Yet rather than try and improve the quality of teaching (i.e. firing underperforming teachers) or hold back poor students until they can achieve basic proficiency in core subjects administrators have chosen to water down the tests so that graduation rates don’t plummet and tarnish their reputation.

Granted that other political forces are also at play here.  Minority advocates along with those of students with disabilities complain that the tests are unfair and have threatened to sue adding further pressure to educators efforts to make needed changes.

This is the same argument these people made about college entrance exams.  Guess what?  If you can’t pass a high school exit exam then you aren’t likely to do well on the SAT or ACT either.  This is nothing more than the remnants of outcome based education which was widely endorsed by the NEA that treated all students as if they had equal abilities and therefore they should progess at the same rate.  That meant that the smarter students were forced to slow down until the slower students could catch up which would rarely happen.  Combine this with the need to be politically correct and you have  a recipe for disaster.

Also it’s not like the students don’t have several opportunities to pass the exit exams either.  During my daughter’s senior year of high school in Maryland I was struck by how many times the exit exam was given.  Despite the very basic nature of the exam my daughter knew of several students who took the exam three to four times before they passed.  Minorities represented a majority of the student body but that didn’t mean they were stupid or disadvantaged as many of the graduates that year were going to Ivy league schools or other elite institutions.

Maryland went one step further though by creating a Bridge Plan where students who were unable to pass the exam would be given an alternative project to complete.
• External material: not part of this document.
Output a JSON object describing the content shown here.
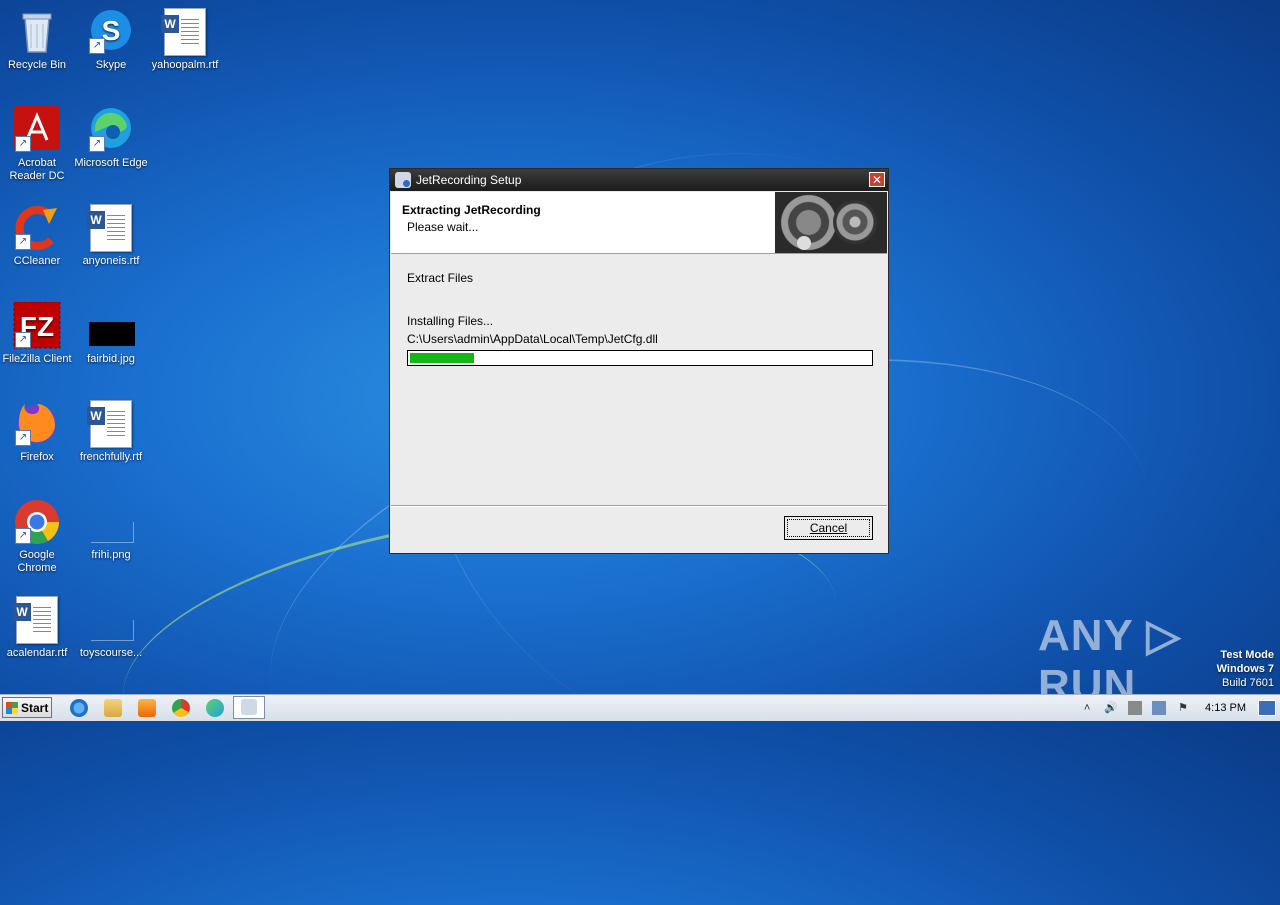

Rather than prepare students for college or the workplace by dumbing down the tests and therefore the diploma educators only make students feel that the world will adjust to their abilities instead of challenging them to adjust to the world.